▶ Exercise
Copy the result of filtering the entries below for lines that include the string "index".

▶ Records contained in a dataset
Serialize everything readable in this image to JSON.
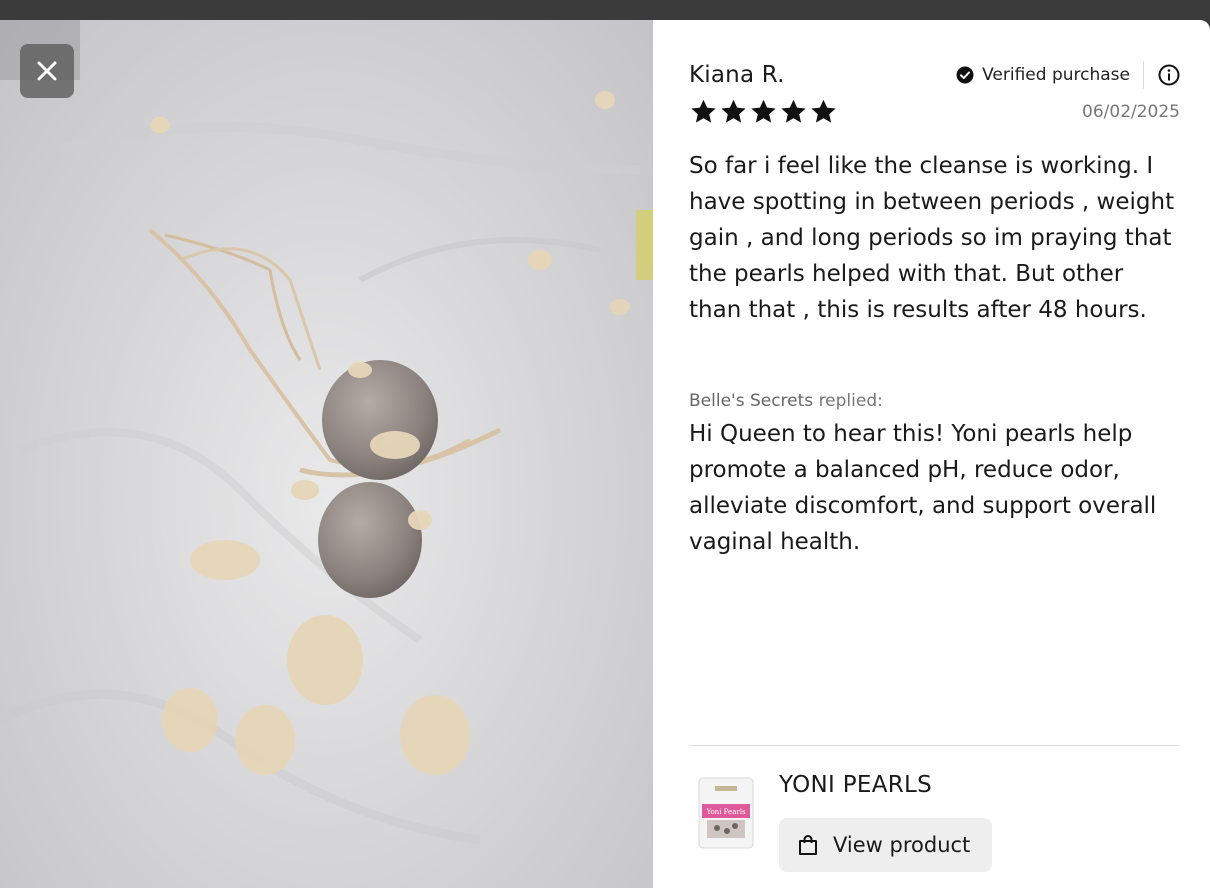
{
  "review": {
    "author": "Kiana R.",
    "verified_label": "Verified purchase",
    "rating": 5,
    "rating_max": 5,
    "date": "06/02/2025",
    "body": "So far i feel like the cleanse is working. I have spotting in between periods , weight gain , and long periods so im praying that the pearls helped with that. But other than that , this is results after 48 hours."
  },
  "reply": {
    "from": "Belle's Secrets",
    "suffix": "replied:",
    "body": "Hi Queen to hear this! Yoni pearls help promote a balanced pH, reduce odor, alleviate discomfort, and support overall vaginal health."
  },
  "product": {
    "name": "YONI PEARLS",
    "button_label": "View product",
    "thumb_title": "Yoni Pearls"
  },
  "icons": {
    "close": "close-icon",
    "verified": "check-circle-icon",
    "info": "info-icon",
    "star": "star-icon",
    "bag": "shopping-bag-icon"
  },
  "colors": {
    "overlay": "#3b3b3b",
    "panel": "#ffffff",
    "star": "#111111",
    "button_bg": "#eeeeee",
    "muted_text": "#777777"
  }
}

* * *

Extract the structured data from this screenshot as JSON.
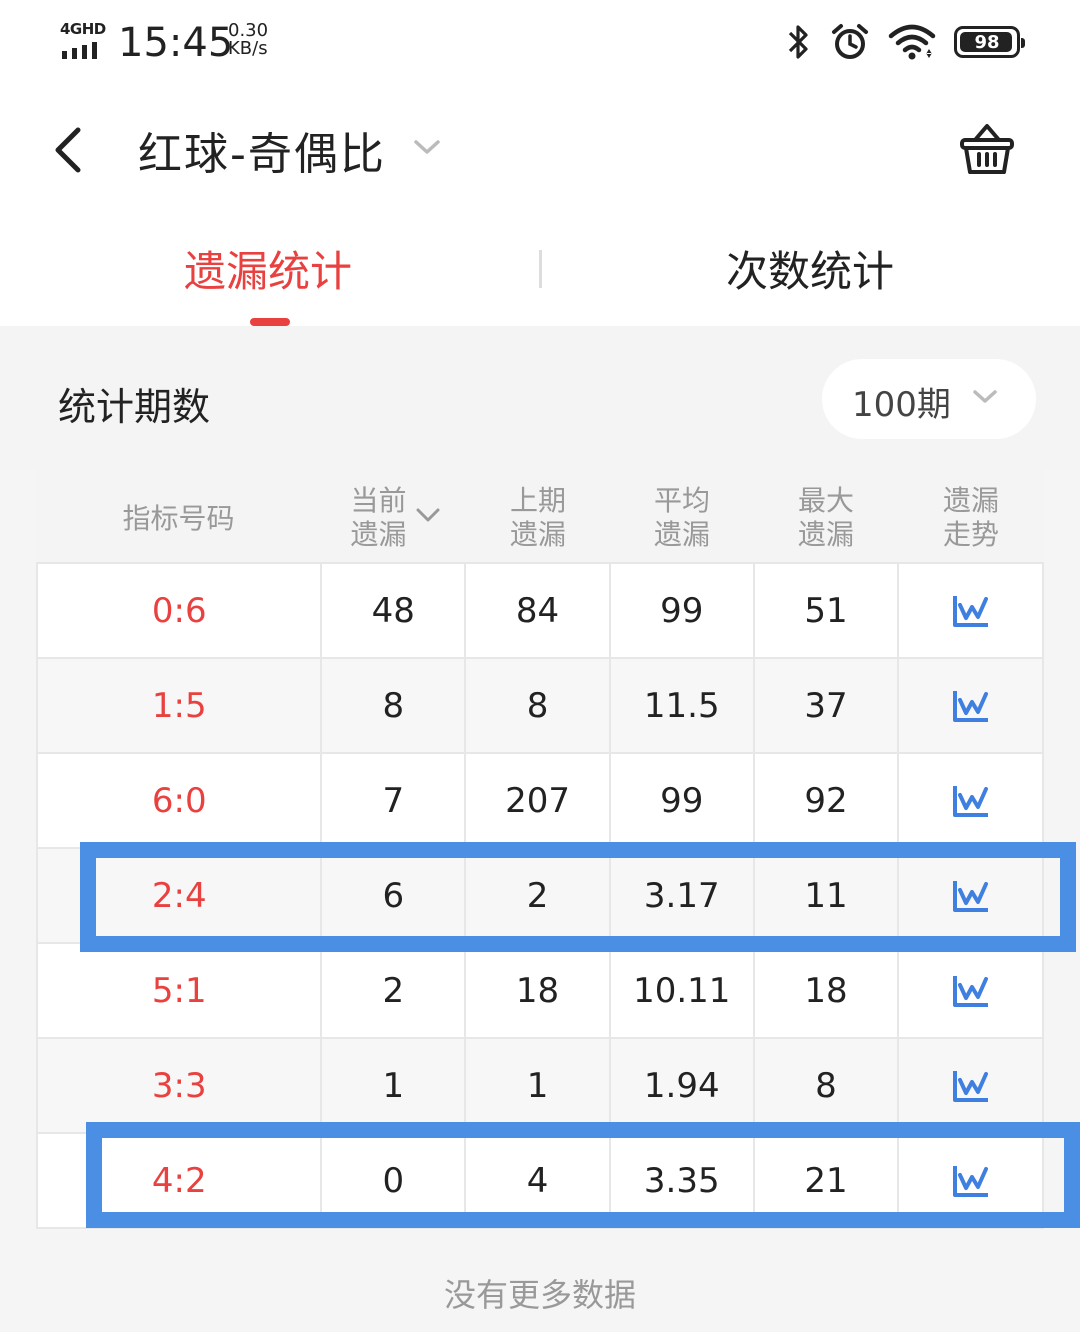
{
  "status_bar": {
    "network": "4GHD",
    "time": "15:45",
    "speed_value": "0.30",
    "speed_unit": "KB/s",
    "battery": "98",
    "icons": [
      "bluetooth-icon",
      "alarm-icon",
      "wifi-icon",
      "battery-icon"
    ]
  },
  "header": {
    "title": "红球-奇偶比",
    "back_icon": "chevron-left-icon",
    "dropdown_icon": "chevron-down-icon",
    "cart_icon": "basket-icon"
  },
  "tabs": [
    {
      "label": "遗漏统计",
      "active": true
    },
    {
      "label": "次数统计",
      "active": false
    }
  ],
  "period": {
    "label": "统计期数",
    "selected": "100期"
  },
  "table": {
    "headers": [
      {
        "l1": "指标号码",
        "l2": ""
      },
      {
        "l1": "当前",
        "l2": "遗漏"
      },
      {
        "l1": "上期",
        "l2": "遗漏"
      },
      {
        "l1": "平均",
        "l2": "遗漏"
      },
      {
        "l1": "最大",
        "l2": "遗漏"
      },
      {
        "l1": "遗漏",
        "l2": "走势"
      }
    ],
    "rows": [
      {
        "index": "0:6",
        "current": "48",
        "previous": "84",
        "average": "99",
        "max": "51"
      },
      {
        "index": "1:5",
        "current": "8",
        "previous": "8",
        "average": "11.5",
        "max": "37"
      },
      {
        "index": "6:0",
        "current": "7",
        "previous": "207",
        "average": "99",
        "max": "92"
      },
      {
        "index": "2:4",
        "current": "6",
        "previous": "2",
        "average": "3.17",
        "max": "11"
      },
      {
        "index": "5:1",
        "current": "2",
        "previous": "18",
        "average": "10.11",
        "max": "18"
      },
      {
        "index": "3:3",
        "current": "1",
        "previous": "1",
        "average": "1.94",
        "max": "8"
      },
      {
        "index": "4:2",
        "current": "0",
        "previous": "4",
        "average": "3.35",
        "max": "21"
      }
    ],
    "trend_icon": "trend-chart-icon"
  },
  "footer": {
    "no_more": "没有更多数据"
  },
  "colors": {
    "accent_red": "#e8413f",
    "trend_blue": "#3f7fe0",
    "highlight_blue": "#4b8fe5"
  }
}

▶ Exercise response
        "index": "0:6",
        "index": "1:5",
        "index": "6:0",
        "index": "2:4",
        "index": "5:1",
        "index": "3:3",
        "index": "4:2",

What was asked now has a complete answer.